• **WHAT YOU HAVE TO DO**
Reprint the whole of the data exactly.

Entries from a dataset of interfaces
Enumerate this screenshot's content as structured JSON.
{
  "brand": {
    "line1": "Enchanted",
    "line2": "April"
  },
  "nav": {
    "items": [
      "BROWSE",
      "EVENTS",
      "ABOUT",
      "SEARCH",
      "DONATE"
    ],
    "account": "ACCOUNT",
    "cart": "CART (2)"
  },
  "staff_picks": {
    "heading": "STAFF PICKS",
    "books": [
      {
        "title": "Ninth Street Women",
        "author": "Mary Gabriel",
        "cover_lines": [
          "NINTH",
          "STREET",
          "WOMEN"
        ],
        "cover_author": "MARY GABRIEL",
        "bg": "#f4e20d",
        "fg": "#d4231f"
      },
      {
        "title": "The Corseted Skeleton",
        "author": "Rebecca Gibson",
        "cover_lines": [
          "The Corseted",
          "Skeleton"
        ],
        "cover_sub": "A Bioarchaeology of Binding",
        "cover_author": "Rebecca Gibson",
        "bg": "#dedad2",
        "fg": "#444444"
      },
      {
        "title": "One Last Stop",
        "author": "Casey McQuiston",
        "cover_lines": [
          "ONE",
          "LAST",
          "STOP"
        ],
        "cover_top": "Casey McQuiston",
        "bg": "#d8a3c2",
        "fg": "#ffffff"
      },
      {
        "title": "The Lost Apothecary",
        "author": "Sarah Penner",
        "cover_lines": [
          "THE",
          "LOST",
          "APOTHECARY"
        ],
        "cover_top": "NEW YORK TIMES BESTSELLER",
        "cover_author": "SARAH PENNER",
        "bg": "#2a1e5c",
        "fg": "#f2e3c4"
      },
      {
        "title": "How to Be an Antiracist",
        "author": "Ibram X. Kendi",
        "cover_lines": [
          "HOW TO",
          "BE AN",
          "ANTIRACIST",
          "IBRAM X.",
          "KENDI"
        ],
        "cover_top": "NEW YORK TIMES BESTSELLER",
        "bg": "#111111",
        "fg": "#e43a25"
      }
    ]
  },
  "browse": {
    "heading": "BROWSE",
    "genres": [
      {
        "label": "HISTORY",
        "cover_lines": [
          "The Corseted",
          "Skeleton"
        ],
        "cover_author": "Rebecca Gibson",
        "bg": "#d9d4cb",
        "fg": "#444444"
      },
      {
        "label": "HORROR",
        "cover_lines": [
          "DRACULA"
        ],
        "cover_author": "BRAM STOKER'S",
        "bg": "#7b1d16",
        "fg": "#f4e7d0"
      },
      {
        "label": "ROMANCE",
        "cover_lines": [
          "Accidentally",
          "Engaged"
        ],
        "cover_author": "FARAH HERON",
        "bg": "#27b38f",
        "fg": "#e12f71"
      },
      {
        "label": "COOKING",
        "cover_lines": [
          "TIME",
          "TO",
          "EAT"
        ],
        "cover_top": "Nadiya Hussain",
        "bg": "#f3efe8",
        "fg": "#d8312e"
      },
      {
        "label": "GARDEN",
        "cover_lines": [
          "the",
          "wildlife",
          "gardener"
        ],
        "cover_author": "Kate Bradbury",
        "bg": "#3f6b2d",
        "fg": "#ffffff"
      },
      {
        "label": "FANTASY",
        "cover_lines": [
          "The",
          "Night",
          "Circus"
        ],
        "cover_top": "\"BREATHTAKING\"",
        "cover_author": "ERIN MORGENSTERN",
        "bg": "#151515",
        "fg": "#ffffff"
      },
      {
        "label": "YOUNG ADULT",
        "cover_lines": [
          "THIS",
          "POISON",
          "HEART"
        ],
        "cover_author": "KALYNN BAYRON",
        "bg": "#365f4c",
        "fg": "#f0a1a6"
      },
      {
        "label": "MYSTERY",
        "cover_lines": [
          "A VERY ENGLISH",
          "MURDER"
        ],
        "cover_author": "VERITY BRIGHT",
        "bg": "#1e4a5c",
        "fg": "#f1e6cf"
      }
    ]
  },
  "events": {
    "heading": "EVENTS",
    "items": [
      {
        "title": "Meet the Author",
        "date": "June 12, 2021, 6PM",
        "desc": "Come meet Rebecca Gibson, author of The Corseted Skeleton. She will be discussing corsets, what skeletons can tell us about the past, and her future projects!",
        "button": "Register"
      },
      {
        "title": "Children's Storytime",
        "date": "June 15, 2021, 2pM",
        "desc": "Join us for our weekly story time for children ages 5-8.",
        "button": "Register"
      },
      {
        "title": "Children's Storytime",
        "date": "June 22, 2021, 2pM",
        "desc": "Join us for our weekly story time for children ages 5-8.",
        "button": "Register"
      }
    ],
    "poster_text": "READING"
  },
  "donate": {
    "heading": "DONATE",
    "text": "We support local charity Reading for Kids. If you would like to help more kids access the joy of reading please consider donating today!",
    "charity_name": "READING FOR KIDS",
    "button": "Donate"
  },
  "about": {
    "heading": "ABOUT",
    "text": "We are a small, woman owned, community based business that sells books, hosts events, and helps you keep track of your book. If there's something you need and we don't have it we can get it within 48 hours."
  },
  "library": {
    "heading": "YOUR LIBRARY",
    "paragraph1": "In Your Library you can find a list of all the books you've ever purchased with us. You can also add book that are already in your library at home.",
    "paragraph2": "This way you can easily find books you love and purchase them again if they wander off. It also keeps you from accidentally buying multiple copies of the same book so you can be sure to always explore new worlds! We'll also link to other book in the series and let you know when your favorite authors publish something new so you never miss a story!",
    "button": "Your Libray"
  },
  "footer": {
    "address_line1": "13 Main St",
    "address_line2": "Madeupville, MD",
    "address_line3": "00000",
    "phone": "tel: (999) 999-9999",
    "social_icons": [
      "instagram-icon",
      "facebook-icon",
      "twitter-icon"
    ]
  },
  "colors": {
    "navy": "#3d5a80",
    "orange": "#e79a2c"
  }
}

• **EXERCISE SOLUTION**
Enumerate this screenshot's content as structured JSON.
{
  "brand": {
    "line1": "Enchanted",
    "line2": "April"
  },
  "nav": {
    "items": [
      "BROWSE",
      "EVENTS",
      "ABOUT",
      "SEARCH",
      "DONATE"
    ],
    "account": "ACCOUNT",
    "cart": "CART (2)"
  },
  "staff_picks": {
    "heading": "STAFF PICKS",
    "books": [
      {
        "title": "Ninth Street Women",
        "author": "Mary Gabriel",
        "cover_lines": [
          "NINTH",
          "STREET",
          "WOMEN"
        ],
        "cover_author": "MARY GABRIEL",
        "bg": "#f4e20d",
        "fg": "#d4231f"
      },
      {
        "title": "The Corseted Skeleton",
        "author": "Rebecca Gibson",
        "cover_lines": [
          "The Corseted",
          "Skeleton"
        ],
        "cover_sub": "A Bioarchaeology of Binding",
        "cover_author": "Rebecca Gibson",
        "bg": "#dedad2",
        "fg": "#444444"
      },
      {
        "title": "One Last Stop",
        "author": "Casey McQuiston",
        "cover_lines": [
          "ONE",
          "LAST",
          "STOP"
        ],
        "cover_top": "Casey McQuiston",
        "bg": "#d8a3c2",
        "fg": "#ffffff"
      },
      {
        "title": "The Lost Apothecary",
        "author": "Sarah Penner",
        "cover_lines": [
          "THE",
          "LOST",
          "APOTHECARY"
        ],
        "cover_top": "NEW YORK TIMES BESTSELLER",
        "cover_author": "SARAH PENNER",
        "bg": "#2a1e5c",
        "fg": "#f2e3c4"
      },
      {
        "title": "How to Be an Antiracist",
        "author": "Ibram X. Kendi",
        "cover_lines": [
          "HOW TO",
          "BE AN",
          "ANTIRACIST",
          "IBRAM X.",
          "KENDI"
        ],
        "cover_top": "NEW YORK TIMES BESTSELLER",
        "bg": "#111111",
        "fg": "#e43a25"
      }
    ]
  },
  "browse": {
    "heading": "BROWSE",
    "genres": [
      {
        "label": "HISTORY",
        "cover_lines": [
          "The Corseted",
          "Skeleton"
        ],
        "cover_author": "Rebecca Gibson",
        "bg": "#d9d4cb",
        "fg": "#444444"
      },
      {
        "label": "HORROR",
        "cover_lines": [
          "DRACULA"
        ],
        "cover_author": "BRAM STOKER'S",
        "bg": "#7b1d16",
        "fg": "#f4e7d0"
      },
      {
        "label": "ROMANCE",
        "cover_lines": [
          "Accidentally",
          "Engaged"
        ],
        "cover_author": "FARAH HERON",
        "bg": "#27b38f",
        "fg": "#e12f71"
      },
      {
        "label": "COOKING",
        "cover_lines": [
          "TIME",
          "TO",
          "EAT"
        ],
        "cover_top": "Nadiya Hussain",
        "bg": "#f3efe8",
        "fg": "#d8312e"
      },
      {
        "label": "GARDEN",
        "cover_lines": [
          "the",
          "wildlife",
          "gardener"
        ],
        "cover_author": "Kate Bradbury",
        "bg": "#3f6b2d",
        "fg": "#ffffff"
      },
      {
        "label": "FANTASY",
        "cover_lines": [
          "The",
          "Night",
          "Circus"
        ],
        "cover_top": "\"BREATHTAKING\"",
        "cover_author": "ERIN MORGENSTERN",
        "bg": "#151515",
        "fg": "#ffffff"
      },
      {
        "label": "YOUNG ADULT",
        "cover_lines": [
          "THIS",
          "POISON",
          "HEART"
        ],
        "cover_author": "KALYNN BAYRON",
        "bg": "#365f4c",
        "fg": "#f0a1a6"
      },
      {
        "label": "MYSTERY",
        "cover_lines": [
          "A VERY ENGLISH",
          "MURDER"
        ],
        "cover_author": "VERITY BRIGHT",
        "bg": "#1e4a5c",
        "fg": "#f1e6cf"
      }
    ]
  },
  "events": {
    "heading": "EVENTS",
    "items": [
      {
        "title": "Meet the Author",
        "date": "June 12, 2021, 6PM",
        "desc": "Come meet Rebecca Gibson, author of The Corseted Skeleton. She will be discussing corsets, what skeletons can tell us about the past, and her future projects!",
        "button": "Register"
      },
      {
        "title": "Children's Storytime",
        "date": "June 15, 2021, 2pM",
        "desc": "Join us for our weekly story time for children ages 5-8.",
        "button": "Register"
      },
      {
        "title": "Children's Storytime",
        "date": "June 22, 2021, 2pM",
        "desc": "Join us for our weekly story time for children ages 5-8.",
        "button": "Register"
      }
    ],
    "poster_text": "READING"
  },
  "donate": {
    "heading": "DONATE",
    "text": "We support local charity Reading for Kids. If you would like to help more kids access the joy of reading please consider donating today!",
    "charity_name": "READING FOR KIDS",
    "button": "Donate"
  },
  "about": {
    "heading": "ABOUT",
    "text": "We are a small, woman owned, community based business that sells books, hosts events, and helps you keep track of your book. If there's something you need and we don't have it we can get it within 48 hours."
  },
  "library": {
    "heading": "YOUR LIBRARY",
    "paragraph1": "In Your Library you can find a list of all the books you've ever purchased with us. You can also add book that are already in your library at home.",
    "paragraph2": "This way you can easily find books you love and purchase them again if they wander off. It also keeps you from accidentally buying multiple copies of the same book so you can be sure to always explore new worlds! We'll also link to other book in the series and let you know when your favorite authors publish something new so you never miss a story!",
    "button": "Your Libray"
  },
  "footer": {
    "address_line1": "13 Main St",
    "address_line2": "Madeupville, MD",
    "address_line3": "00000",
    "phone": "tel: (999) 999-9999",
    "social_icons": [
      "instagram-icon",
      "facebook-icon",
      "twitter-icon"
    ]
  },
  "colors": {
    "navy": "#3d5a80",
    "orange": "#e79a2c"
  }
}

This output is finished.